a Celtic supporter working in the mainstream media trying to tell the truth about RFC’s liquidation finds out that the people in power not only don’t want to hear the truth but they actually want to hide the truth from the people…
This is Stephen O’Donnells second book and the follow up to his critically acclaimed debut Paradise Road (which you can read our review of here) which told the tale of Scottish football prospect Kevin McGarry on his journey through life as he grows from a banter-loving teenager to the sudden realisation of being a directionless 30-something with but one constant in his life: Celtic.

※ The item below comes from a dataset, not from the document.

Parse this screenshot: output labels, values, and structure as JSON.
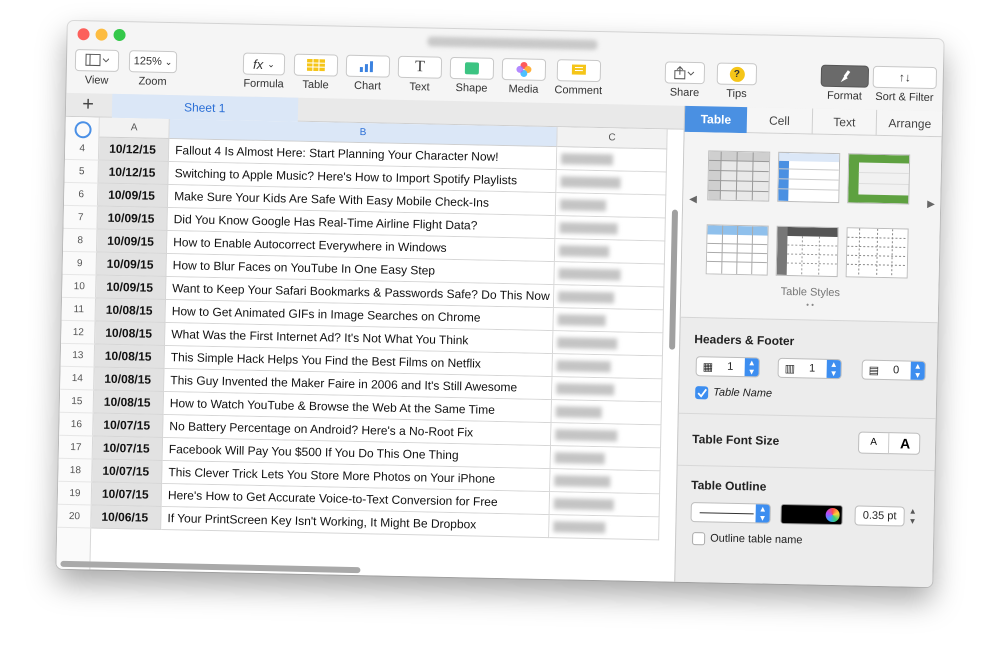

Its a great read and one which will bring out a wry smile in any Celtic supporter but with the publication of ‘Scotball’ Stephen has surpassed himself.
Scotball tells the story of Peter Fitzpatrick. He has spent five years in Prague, enjoying the Bohemian lifestyle and everything that it entails, but he has itchy feet. He has married a local, Czech girl who expresses an interest in seeing and learning about his country so, short of money, he decides to return home to his native Kirkintilloch in the West of Scotland. After moving back in with his parents and reacquainting himself with his old friends, he resumes the career in banking and financial services that he abandoned just before the credit crunch hit. He feels unfulfilled however. His application to host a television programme discussing the hot topics relating to Scottish football is summarily rejected by the national broadcaster, but as the country moves towards the independence referendum he revisits the idea, and this time it finds favour in the new media environment. ‘The Scottish Football Debate’, or ‘Scotball’ is born.
The show is an instant hit; it tackles the problems relating to the game in a more forthright and intelligent manner than people are used to hearing and reading about in tabloid newspapers and commercial broadcasters. It is considered refreshing and wins praise for being uncluttered by the customary agendas and petty grievances which usually distort and disfigure these types of shows. The programme runs successfully for two full seasons, debating and discussing such previously taboo subjects as sectarianism, declining standards in Scottish football and the pejorative influence of finances and a too powerful media on the game, when the biggest story in the history of Scottish sport begins to unfold, namely the liquidation of Rangers. Gradually the free reign that the show was permitted for open discussion begins to be checked and …well you’ll just have to buy the book won’t you!
Written in Glasgow dialect its still very easy to follow and is full to the brim with moments of humour and pathos and in the light of the tragic defeat of the Scottish Independence vote and the mass media’s blatant propaganda on behalf of the unionists many events in Stephen’s book ring entirely true. Congratulations on a riveting and entertaining read Stephen. In a world of dreadful books written both by footballers (or ghost writers we really should say!) and about football ‘Scotball’ sticks out like a bloody sore thumb!
Stephen O’Donnell was born in Glasgow and after working in Scotland, London and Prague, he has returned home as a full-time writer. Currently halfway through his next book, Stephen is a welcome addition to the Scottish literary scene.
Size: 198mm x 128mm
Length: 280 pages
Buy The Book
Amazon (E-Book/Paperback available)